Problem description ▸ Apart from the images, reproduce every record word for word.

┄┄┄┄┄┄┄┄┄┄

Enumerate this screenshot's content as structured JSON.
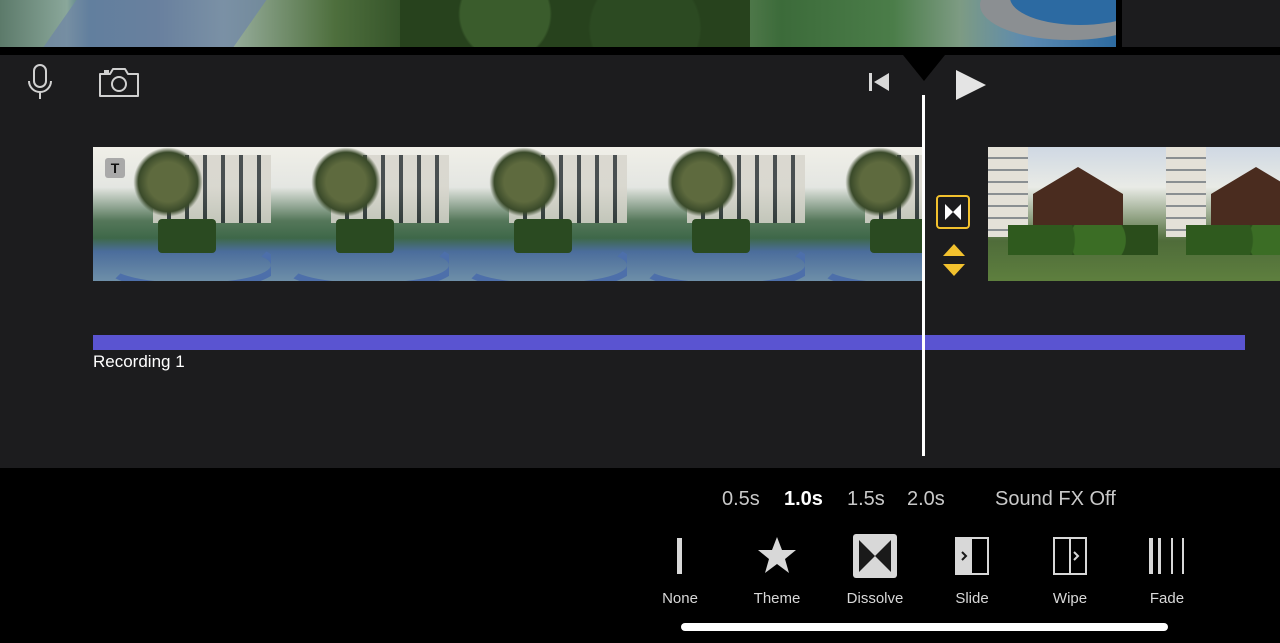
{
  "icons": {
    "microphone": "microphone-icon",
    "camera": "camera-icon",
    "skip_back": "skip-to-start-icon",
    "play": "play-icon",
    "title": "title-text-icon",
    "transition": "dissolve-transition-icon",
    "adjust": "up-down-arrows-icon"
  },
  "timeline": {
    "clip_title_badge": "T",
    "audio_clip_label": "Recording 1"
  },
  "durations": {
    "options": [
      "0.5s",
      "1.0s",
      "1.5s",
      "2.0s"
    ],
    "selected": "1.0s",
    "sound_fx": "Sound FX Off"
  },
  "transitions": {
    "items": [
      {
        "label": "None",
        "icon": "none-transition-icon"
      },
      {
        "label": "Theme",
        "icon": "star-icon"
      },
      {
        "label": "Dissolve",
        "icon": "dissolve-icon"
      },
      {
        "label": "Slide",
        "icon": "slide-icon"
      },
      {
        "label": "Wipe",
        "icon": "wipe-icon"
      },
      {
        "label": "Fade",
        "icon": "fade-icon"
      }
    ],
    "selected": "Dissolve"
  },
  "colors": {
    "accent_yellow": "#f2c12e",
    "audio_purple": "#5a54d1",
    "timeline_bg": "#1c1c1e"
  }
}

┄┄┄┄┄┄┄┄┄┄

Result for this task ▸
Enumerate this screenshot's content as structured JSON.
{
  "icons": {
    "microphone": "microphone-icon",
    "camera": "camera-icon",
    "skip_back": "skip-to-start-icon",
    "play": "play-icon",
    "title": "title-text-icon",
    "transition": "dissolve-transition-icon",
    "adjust": "up-down-arrows-icon"
  },
  "timeline": {
    "clip_title_badge": "T",
    "audio_clip_label": "Recording 1"
  },
  "durations": {
    "options": [
      "0.5s",
      "1.0s",
      "1.5s",
      "2.0s"
    ],
    "selected": "1.0s",
    "sound_fx": "Sound FX Off"
  },
  "transitions": {
    "items": [
      {
        "label": "None",
        "icon": "none-transition-icon"
      },
      {
        "label": "Theme",
        "icon": "star-icon"
      },
      {
        "label": "Dissolve",
        "icon": "dissolve-icon"
      },
      {
        "label": "Slide",
        "icon": "slide-icon"
      },
      {
        "label": "Wipe",
        "icon": "wipe-icon"
      },
      {
        "label": "Fade",
        "icon": "fade-icon"
      }
    ],
    "selected": "Dissolve"
  },
  "colors": {
    "accent_yellow": "#f2c12e",
    "audio_purple": "#5a54d1",
    "timeline_bg": "#1c1c1e"
  }
}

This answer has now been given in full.